I am really having some tension with this deck lately. I feel like there are cards and ways of knowing in the deck that really resonate for me, but what I’m being presented with each morning is mundane and frustrating. The guidebook entry for this card references the acquisition of skills as a ‘unique human trait’ and I am instantly defensive of my corvid and other animal kin.
I wonder how to engage with this deck in a more wholehearted way.
I wonder what my visceral rejection of some of these cards can tell me about what I need and what I want and what I’m afraid of or feeling.
Skill, here, feels like both an impossible ask – how can I bring skill to any efforts when I am so tired and so overwhelmed? – and also redundant – of course I bring my skills to my labour, always.
So, what am I missing?
Focus is what I am missing and what is evident in this card.
It’s not just having skill that matters, it’s applying skill. And that requires focus. And focus is what I lack lately. I’m moving in too many directions, too quickly.
So maybe, slow down.
Trim the extras.
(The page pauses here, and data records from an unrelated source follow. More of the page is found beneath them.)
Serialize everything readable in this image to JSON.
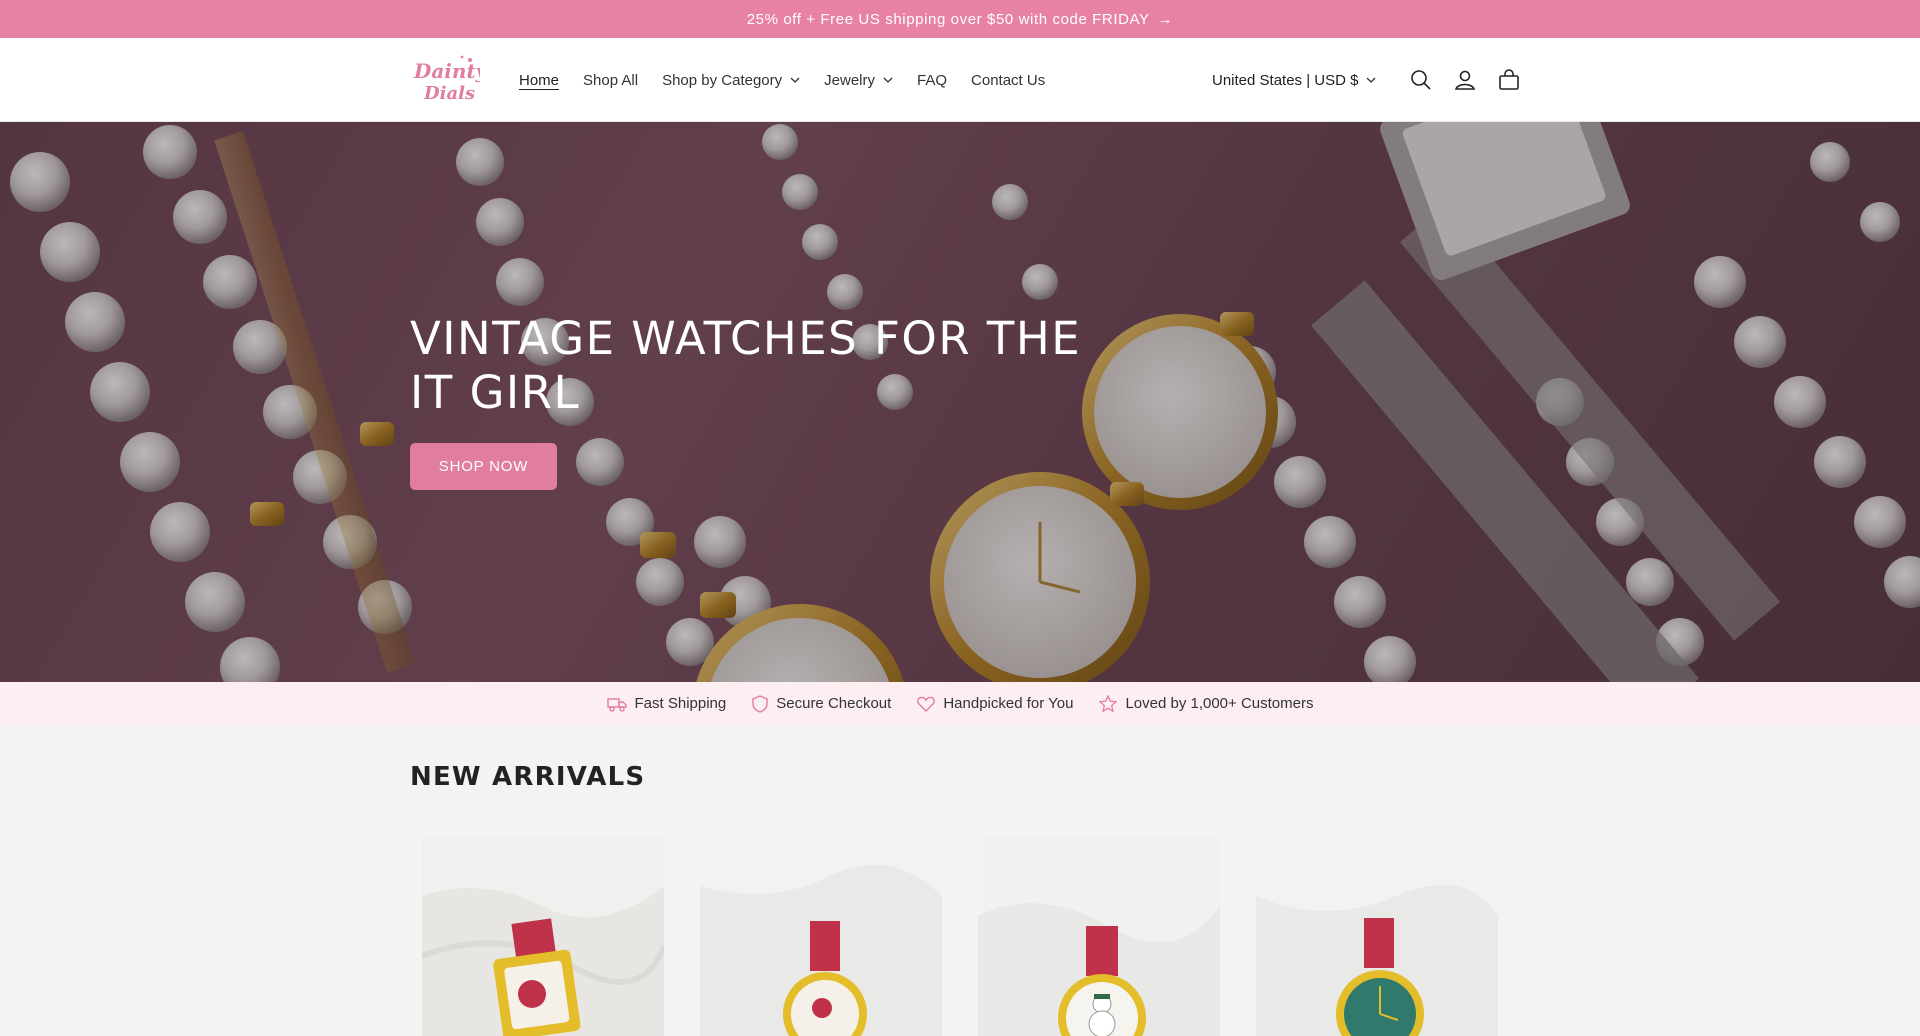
{
  "announcement": {
    "text": "25% off + Free US shipping over $50 with code FRIDAY",
    "arrow": "→"
  },
  "header": {
    "logo_text": "Dainty Dials",
    "nav": [
      {
        "label": "Home",
        "active": true,
        "dropdown": false
      },
      {
        "label": "Shop All",
        "active": false,
        "dropdown": false
      },
      {
        "label": "Shop by Category",
        "active": false,
        "dropdown": true
      },
      {
        "label": "Jewelry",
        "active": false,
        "dropdown": true
      },
      {
        "label": "FAQ",
        "active": false,
        "dropdown": false
      },
      {
        "label": "Contact Us",
        "active": false,
        "dropdown": false
      }
    ],
    "country_selector": "United States | USD $",
    "icons": [
      "search-icon",
      "account-icon",
      "cart-icon"
    ]
  },
  "hero": {
    "title": "VINTAGE WATCHES FOR THE IT GIRL",
    "cta": "SHOP NOW"
  },
  "features": [
    {
      "icon": "truck-icon",
      "label": "Fast Shipping"
    },
    {
      "icon": "shield-icon",
      "label": "Secure Checkout"
    },
    {
      "icon": "heart-icon",
      "label": "Handpicked for You"
    },
    {
      "icon": "star-icon",
      "label": "Loved by 1,000+ Customers"
    }
  ],
  "new_arrivals": {
    "title": "NEW ARRIVALS",
    "products": [
      {
        "image": "santa-watch-square"
      },
      {
        "image": "christmas-watch-round"
      },
      {
        "image": "snowman-watch"
      },
      {
        "image": "green-dial-watch"
      }
    ]
  },
  "colors": {
    "brand_pink": "#e782a5",
    "button_pink": "#e07da0",
    "feature_bg": "#fdeef2",
    "page_bg": "#f3f3f3"
  }
}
Find the space to apply the skill.
I appreciate that his eight stone carvings are all different – this card is not demanding that I choose one of my many directions. It’s just inviting me to focus on one at a time. I can still do each of them. Just not each at once.
I think I am feeling friction with this deck because I want big answers that solve my big problems. And this deck keeps offering me small answers that take a long time to resolve into solutions. Balance, frustration, instruction, skill. I want the blasted oak and the polestar – upheaval and direction. This slow movement through sticky mud is hard. I am tired. I am just so tired.
But there’s wisdom even if it’s not what I want to see.
Focus. Apply my skills. Do one thing at a time, as well as I can.
I am comforted by the three rush lights – 3s, with their reminder of community and connection. That feels hopeful.